**What needs to be done:** A complete answer includes every line below with the word "Documents".

----------

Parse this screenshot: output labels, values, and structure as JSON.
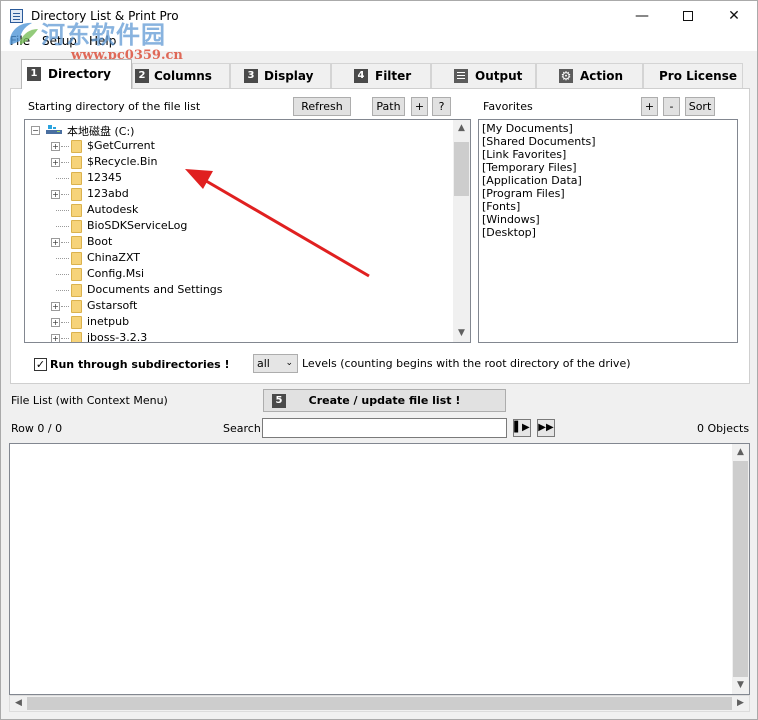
{
  "window": {
    "title": "Directory List & Print Pro"
  },
  "watermark": {
    "text1": "河东软件园",
    "text2": "www.pc0359.cn"
  },
  "menu": [
    "File",
    "Setup",
    "Help"
  ],
  "tabs": [
    {
      "num": "1",
      "label": "Directory",
      "active": true
    },
    {
      "num": "2",
      "label": "Columns"
    },
    {
      "num": "3",
      "label": "Display"
    },
    {
      "num": "4",
      "label": "Filter"
    },
    {
      "icon": "document-icon",
      "label": "Output"
    },
    {
      "icon": "gear-icon",
      "label": "Action"
    },
    {
      "label": "Pro License"
    }
  ],
  "directory": {
    "start_label": "Starting directory of the file list",
    "refresh": "Refresh",
    "path": "Path",
    "plus": "+",
    "help": "?",
    "root": "本地磁盘 (C:)",
    "items": [
      {
        "name": "$GetCurrent",
        "expandable": true
      },
      {
        "name": "$Recycle.Bin",
        "expandable": true
      },
      {
        "name": "12345",
        "expandable": false
      },
      {
        "name": "123abd",
        "expandable": true
      },
      {
        "name": "Autodesk",
        "expandable": false
      },
      {
        "name": "BioSDKServiceLog",
        "expandable": false
      },
      {
        "name": "Boot",
        "expandable": true
      },
      {
        "name": "ChinaZXT",
        "expandable": false
      },
      {
        "name": "Config.Msi",
        "expandable": false
      },
      {
        "name": "Documents and Settings",
        "expandable": false
      },
      {
        "name": "Gstarsoft",
        "expandable": true
      },
      {
        "name": "inetpub",
        "expandable": true
      },
      {
        "name": "jboss-3.2.3",
        "expandable": true
      }
    ]
  },
  "favorites": {
    "label": "Favorites",
    "plus": "+",
    "minus": "-",
    "sort": "Sort",
    "items": [
      "[My Documents]",
      "[Shared Documents]",
      "[Link Favorites]",
      "[Temporary Files]",
      "[Application Data]",
      "[Program Files]",
      "[Fonts]",
      "[Windows]",
      "[Desktop]"
    ]
  },
  "options": {
    "subdirs_label": "Run through subdirectories !",
    "subdirs_checked": true,
    "levels_value": "all",
    "levels_label": "Levels  (counting begins with the root directory of the drive)"
  },
  "filelist": {
    "label": "File List (with Context Menu)",
    "create_num": "5",
    "create_label": "Create / update file list !",
    "row_label": "Row 0 / 0",
    "search_label": "Search",
    "search_value": "",
    "objects": "0 Objects"
  }
}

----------

**Response to this exercise:**
        "name": "Documents and Settings",
      "[My Documents]",
      "[Shared Documents]",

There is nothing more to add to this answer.